Anorexia Nervosa

Anorexia nervosa is a very serious and complex condition, which is widely known but perhaps not always fully understood. Anorexia is a phobia of being a normal weight. It is not, as is often described, a fear of ‘being fat’; for a person with anorexia, body image disturbance is such that there is an overwhelming fear of being within a normal weight range.

  • What is anorexia?
  • What are the symptoms of anorexia?
  • What are the causes of anorexia?

The diagnosis of anorexia nervosa is based on a number of indicators.
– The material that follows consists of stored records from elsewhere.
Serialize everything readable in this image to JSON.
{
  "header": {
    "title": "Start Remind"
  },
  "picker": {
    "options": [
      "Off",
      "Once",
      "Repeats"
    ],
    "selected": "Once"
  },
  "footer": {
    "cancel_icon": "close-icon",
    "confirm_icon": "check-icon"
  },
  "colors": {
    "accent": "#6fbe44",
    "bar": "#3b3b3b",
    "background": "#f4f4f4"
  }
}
The signs of anorexia are:

  • Intentional weight loss leading to BMI of less than 17.5 (or for young people aged 18 and under, a significantly lower percentile BMI than would be expected for their age)
  • Loss of periods for three cycles or more (in adolescents, if menstruation has been established). In boys and men, there is a loss of libido (sexual drive)
  • Severe body image disturbance: the individual believes they are overweight when they are extremely underweight
  • There is an intense fear of gaining weight and behaviour (restricting food intake, sometimes over-exercising and purging) to maintain a low weight

It can be difficult to identify the symptoms of anorexia because people do experience changes in how they feel about their body image and dieting and some weight loss commonly occurs. Equally, the typical time of onset for anorexia nervosa is adolescence, which is a time when young people are eating more independently, and mealtime habits often go through changes.

There may be other signs which may alert parents or concerned friends to symptoms of anorexia: for example, an individual may start to wear very baggy clothes and many layers, they may consistently find reasons to miss meals (going to clubs instead of joining friends for school dinners, avoiding social occasions that involve food) and what they say about their appearance may be a sign of body image disturbance.

Because anorexia is such a serious condition, if you have any concerns about a child, relative or friends, it is best to find a way to raise your concerns with them, as anorexia treatment is known to be more effective if started at an early stage. Left untreated for a longer period, a full anorexia recovery is harder to achieve.

There is never a single cause of anorexia nervosa. There will always be a number of causes and the exact interaction of different factors will vary for each individual. For some, there is a trauma or family distress which they are struggling to deal with and this may be combined with other related issues, such as social isolation and difficulties at school. Others will have stable, well-functioning families, but may struggle with academic pressures, perfectionism, and self-esteem.

There is ongoing research to assess to what extent genetic factors may be anorexia causes, together with other difficulties. What is clear is that effective anorexia treatment must address the multiple causes in a deep and lasting way in order to achieve a full recovery.